>>>>>

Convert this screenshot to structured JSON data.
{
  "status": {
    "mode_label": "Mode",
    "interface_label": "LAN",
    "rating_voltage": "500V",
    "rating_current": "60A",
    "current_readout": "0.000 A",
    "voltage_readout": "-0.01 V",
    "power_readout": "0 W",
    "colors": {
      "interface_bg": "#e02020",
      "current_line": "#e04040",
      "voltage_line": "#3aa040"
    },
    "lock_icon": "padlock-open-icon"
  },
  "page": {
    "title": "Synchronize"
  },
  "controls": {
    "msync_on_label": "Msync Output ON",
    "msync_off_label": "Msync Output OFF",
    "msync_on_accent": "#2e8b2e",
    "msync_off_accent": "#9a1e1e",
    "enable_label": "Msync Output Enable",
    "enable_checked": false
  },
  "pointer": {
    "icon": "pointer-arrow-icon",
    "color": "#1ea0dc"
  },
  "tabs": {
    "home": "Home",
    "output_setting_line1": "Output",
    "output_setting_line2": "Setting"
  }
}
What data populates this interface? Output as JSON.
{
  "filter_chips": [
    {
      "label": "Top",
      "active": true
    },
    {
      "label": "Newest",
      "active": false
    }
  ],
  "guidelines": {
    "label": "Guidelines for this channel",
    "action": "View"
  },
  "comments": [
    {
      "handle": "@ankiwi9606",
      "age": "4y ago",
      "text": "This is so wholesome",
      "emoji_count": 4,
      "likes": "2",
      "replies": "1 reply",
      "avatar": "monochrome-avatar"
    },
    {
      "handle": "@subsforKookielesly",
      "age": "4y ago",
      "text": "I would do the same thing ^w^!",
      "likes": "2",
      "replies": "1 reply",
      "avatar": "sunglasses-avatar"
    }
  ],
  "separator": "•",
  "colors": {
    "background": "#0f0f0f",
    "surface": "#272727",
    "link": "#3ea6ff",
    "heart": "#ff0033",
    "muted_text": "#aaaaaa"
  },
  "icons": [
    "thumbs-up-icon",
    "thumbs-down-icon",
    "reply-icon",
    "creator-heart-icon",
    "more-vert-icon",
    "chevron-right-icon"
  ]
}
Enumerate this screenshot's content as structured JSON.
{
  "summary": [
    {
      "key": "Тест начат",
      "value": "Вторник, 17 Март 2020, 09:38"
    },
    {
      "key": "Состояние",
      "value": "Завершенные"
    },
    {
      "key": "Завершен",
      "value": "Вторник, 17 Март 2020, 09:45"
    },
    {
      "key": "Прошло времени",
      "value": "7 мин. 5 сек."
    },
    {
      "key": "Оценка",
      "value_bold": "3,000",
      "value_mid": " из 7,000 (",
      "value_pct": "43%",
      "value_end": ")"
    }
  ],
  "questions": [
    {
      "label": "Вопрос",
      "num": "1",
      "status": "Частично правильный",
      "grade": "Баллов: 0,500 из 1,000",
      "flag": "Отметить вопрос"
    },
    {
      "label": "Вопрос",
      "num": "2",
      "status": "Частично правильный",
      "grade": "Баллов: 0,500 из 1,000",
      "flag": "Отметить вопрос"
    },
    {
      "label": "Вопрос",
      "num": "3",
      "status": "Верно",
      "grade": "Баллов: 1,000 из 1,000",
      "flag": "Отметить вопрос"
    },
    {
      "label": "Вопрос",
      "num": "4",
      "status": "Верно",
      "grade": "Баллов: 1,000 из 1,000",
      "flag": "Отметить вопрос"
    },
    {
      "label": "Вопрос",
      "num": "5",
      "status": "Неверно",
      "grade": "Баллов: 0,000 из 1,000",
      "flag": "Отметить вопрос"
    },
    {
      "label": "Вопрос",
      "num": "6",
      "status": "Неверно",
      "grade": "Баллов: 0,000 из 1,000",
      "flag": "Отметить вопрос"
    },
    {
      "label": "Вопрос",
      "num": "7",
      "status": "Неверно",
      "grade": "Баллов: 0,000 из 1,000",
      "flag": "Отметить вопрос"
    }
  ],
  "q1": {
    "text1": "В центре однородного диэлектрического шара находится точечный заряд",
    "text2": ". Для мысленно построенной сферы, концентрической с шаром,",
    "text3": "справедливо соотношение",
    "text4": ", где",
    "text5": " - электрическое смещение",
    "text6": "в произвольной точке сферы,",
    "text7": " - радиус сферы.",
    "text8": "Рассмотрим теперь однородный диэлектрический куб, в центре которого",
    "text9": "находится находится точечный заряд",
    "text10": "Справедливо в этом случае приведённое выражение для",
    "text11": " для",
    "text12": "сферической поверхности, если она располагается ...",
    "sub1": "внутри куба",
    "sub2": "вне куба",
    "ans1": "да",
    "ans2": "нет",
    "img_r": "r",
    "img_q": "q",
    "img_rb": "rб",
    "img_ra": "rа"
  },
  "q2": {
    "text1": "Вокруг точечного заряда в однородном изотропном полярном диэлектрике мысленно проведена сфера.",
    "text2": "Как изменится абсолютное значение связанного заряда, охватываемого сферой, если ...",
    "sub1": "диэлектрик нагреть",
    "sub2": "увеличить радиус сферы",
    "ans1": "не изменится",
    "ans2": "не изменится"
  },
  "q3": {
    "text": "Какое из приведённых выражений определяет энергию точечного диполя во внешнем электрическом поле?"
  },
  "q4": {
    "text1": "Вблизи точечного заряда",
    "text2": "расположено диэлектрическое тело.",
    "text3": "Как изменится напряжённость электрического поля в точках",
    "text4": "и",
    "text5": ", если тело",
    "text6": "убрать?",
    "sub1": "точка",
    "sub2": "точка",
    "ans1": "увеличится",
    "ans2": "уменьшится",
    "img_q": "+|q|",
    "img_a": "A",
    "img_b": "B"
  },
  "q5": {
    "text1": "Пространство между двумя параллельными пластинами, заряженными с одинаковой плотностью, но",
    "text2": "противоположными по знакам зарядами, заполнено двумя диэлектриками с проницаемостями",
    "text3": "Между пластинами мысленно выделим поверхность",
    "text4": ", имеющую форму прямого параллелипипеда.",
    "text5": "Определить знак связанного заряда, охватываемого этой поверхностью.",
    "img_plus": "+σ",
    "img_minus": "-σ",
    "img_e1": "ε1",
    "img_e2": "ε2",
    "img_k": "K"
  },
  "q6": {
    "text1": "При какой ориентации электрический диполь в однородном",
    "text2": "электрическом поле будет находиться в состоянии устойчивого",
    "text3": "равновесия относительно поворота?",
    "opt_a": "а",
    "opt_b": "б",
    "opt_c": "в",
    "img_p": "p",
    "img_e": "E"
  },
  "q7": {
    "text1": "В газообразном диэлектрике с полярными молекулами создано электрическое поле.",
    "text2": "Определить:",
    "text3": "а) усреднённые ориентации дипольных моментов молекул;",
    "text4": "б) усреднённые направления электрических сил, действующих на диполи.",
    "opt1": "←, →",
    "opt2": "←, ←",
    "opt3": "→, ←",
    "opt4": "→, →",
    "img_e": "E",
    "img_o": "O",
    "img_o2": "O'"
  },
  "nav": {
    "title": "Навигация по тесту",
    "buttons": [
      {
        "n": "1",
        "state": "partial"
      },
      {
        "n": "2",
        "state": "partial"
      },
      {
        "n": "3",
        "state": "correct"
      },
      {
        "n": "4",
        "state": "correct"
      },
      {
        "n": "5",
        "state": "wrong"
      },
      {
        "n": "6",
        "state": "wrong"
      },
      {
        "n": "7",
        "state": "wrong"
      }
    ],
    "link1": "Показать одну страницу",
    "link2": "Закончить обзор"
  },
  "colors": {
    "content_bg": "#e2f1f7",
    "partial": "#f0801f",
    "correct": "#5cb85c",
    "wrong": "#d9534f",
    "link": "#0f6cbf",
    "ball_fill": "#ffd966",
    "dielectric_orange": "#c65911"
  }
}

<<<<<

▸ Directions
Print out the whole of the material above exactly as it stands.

▸ Solution for this exercise
Convert this screenshot to structured JSON data.
{
  "status": {
    "mode_label": "Mode",
    "interface_label": "LAN",
    "rating_voltage": "500V",
    "rating_current": "60A",
    "current_readout": "0.000 A",
    "voltage_readout": "-0.01 V",
    "power_readout": "0 W",
    "colors": {
      "interface_bg": "#e02020",
      "current_line": "#e04040",
      "voltage_line": "#3aa040"
    },
    "lock_icon": "padlock-open-icon"
  },
  "page": {
    "title": "Synchronize"
  },
  "controls": {
    "msync_on_label": "Msync Output ON",
    "msync_off_label": "Msync Output OFF",
    "msync_on_accent": "#2e8b2e",
    "msync_off_accent": "#9a1e1e",
    "enable_label": "Msync Output Enable",
    "enable_checked": false
  },
  "pointer": {
    "icon": "pointer-arrow-icon",
    "color": "#1ea0dc"
  },
  "tabs": {
    "home": "Home",
    "output_setting_line1": "Output",
    "output_setting_line2": "Setting"
  }
}
What data populates this interface? Output as JSON.
{
  "filter_chips": [
    {
      "label": "Top",
      "active": true
    },
    {
      "label": "Newest",
      "active": false
    }
  ],
  "guidelines": {
    "label": "Guidelines for this channel",
    "action": "View"
  },
  "comments": [
    {
      "handle": "@ankiwi9606",
      "age": "4y ago",
      "text": "This is so wholesome",
      "emoji_count": 4,
      "likes": "2",
      "replies": "1 reply",
      "avatar": "monochrome-avatar"
    },
    {
      "handle": "@subsforKookielesly",
      "age": "4y ago",
      "text": "I would do the same thing ^w^!",
      "likes": "2",
      "replies": "1 reply",
      "avatar": "sunglasses-avatar"
    }
  ],
  "separator": "•",
  "colors": {
    "background": "#0f0f0f",
    "surface": "#272727",
    "link": "#3ea6ff",
    "heart": "#ff0033",
    "muted_text": "#aaaaaa"
  },
  "icons": [
    "thumbs-up-icon",
    "thumbs-down-icon",
    "reply-icon",
    "creator-heart-icon",
    "more-vert-icon",
    "chevron-right-icon"
  ]
}
Enumerate this screenshot's content as structured JSON.
{
  "summary": [
    {
      "key": "Тест начат",
      "value": "Вторник, 17 Март 2020, 09:38"
    },
    {
      "key": "Состояние",
      "value": "Завершенные"
    },
    {
      "key": "Завершен",
      "value": "Вторник, 17 Март 2020, 09:45"
    },
    {
      "key": "Прошло времени",
      "value": "7 мин. 5 сек."
    },
    {
      "key": "Оценка",
      "value_bold": "3,000",
      "value_mid": " из 7,000 (",
      "value_pct": "43%",
      "value_end": ")"
    }
  ],
  "questions": [
    {
      "label": "Вопрос",
      "num": "1",
      "status": "Частично правильный",
      "grade": "Баллов: 0,500 из 1,000",
      "flag": "Отметить вопрос"
    },
    {
      "label": "Вопрос",
      "num": "2",
      "status": "Частично правильный",
      "grade": "Баллов: 0,500 из 1,000",
      "flag": "Отметить вопрос"
    },
    {
      "label": "Вопрос",
      "num": "3",
      "status": "Верно",
      "grade": "Баллов: 1,000 из 1,000",
      "flag": "Отметить вопрос"
    },
    {
      "label": "Вопрос",
      "num": "4",
      "status": "Верно",
      "grade": "Баллов: 1,000 из 1,000",
      "flag": "Отметить вопрос"
    },
    {
      "label": "Вопрос",
      "num": "5",
      "status": "Неверно",
      "grade": "Баллов: 0,000 из 1,000",
      "flag": "Отметить вопрос"
    },
    {
      "label": "Вопрос",
      "num": "6",
      "status": "Неверно",
      "grade": "Баллов: 0,000 из 1,000",
      "flag": "Отметить вопрос"
    },
    {
      "label": "Вопрос",
      "num": "7",
      "status": "Неверно",
      "grade": "Баллов: 0,000 из 1,000",
      "flag": "Отметить вопрос"
    }
  ],
  "q1": {
    "text1": "В центре однородного диэлектрического шара находится точечный заряд",
    "text2": ". Для мысленно построенной сферы, концентрической с шаром,",
    "text3": "справедливо соотношение",
    "text4": ", где",
    "text5": " - электрическое смещение",
    "text6": "в произвольной точке сферы,",
    "text7": " - радиус сферы.",
    "text8": "Рассмотрим теперь однородный диэлектрический куб, в центре которого",
    "text9": "находится находится точечный заряд",
    "text10": "Справедливо в этом случае приведённое выражение для",
    "text11": " для",
    "text12": "сферической поверхности, если она располагается ...",
    "sub1": "внутри куба",
    "sub2": "вне куба",
    "ans1": "да",
    "ans2": "нет",
    "img_r": "r",
    "img_q": "q",
    "img_rb": "rб",
    "img_ra": "rа"
  },
  "q2": {
    "text1": "Вокруг точечного заряда в однородном изотропном полярном диэлектрике мысленно проведена сфера.",
    "text2": "Как изменится абсолютное значение связанного заряда, охватываемого сферой, если ...",
    "sub1": "диэлектрик нагреть",
    "sub2": "увеличить радиус сферы",
    "ans1": "не изменится",
    "ans2": "не изменится"
  },
  "q3": {
    "text": "Какое из приведённых выражений определяет энергию точечного диполя во внешнем электрическом поле?"
  },
  "q4": {
    "text1": "Вблизи точечного заряда",
    "text2": "расположено диэлектрическое тело.",
    "text3": "Как изменится напряжённость электрического поля в точках",
    "text4": "и",
    "text5": ", если тело",
    "text6": "убрать?",
    "sub1": "точка",
    "sub2": "точка",
    "ans1": "увеличится",
    "ans2": "уменьшится",
    "img_q": "+|q|",
    "img_a": "A",
    "img_b": "B"
  },
  "q5": {
    "text1": "Пространство между двумя параллельными пластинами, заряженными с одинаковой плотностью, но",
    "text2": "противоположными по знакам зарядами, заполнено двумя диэлектриками с проницаемостями",
    "text3": "Между пластинами мысленно выделим поверхность",
    "text4": ", имеющую форму прямого параллелипипеда.",
    "text5": "Определить знак связанного заряда, охватываемого этой поверхностью.",
    "img_plus": "+σ",
    "img_minus": "-σ",
    "img_e1": "ε1",
    "img_e2": "ε2",
    "img_k": "K"
  },
  "q6": {
    "text1": "При какой ориентации электрический диполь в однородном",
    "text2": "электрическом поле будет находиться в состоянии устойчивого",
    "text3": "равновесия относительно поворота?",
    "opt_a": "а",
    "opt_b": "б",
    "opt_c": "в",
    "img_p": "p",
    "img_e": "E"
  },
  "q7": {
    "text1": "В газообразном диэлектрике с полярными молекулами создано электрическое поле.",
    "text2": "Определить:",
    "text3": "а) усреднённые ориентации дипольных моментов молекул;",
    "text4": "б) усреднённые направления электрических сил, действующих на диполи.",
    "opt1": "←, →",
    "opt2": "←, ←",
    "opt3": "→, ←",
    "opt4": "→, →",
    "img_e": "E",
    "img_o": "O",
    "img_o2": "O'"
  },
  "nav": {
    "title": "Навигация по тесту",
    "buttons": [
      {
        "n": "1",
        "state": "partial"
      },
      {
        "n": "2",
        "state": "partial"
      },
      {
        "n": "3",
        "state": "correct"
      },
      {
        "n": "4",
        "state": "correct"
      },
      {
        "n": "5",
        "state": "wrong"
      },
      {
        "n": "6",
        "state": "wrong"
      },
      {
        "n": "7",
        "state": "wrong"
      }
    ],
    "link1": "Показать одну страницу",
    "link2": "Закончить обзор"
  },
  "colors": {
    "content_bg": "#e2f1f7",
    "partial": "#f0801f",
    "correct": "#5cb85c",
    "wrong": "#d9534f",
    "link": "#0f6cbf",
    "ball_fill": "#ffd966",
    "dielectric_orange": "#c65911"
  }
}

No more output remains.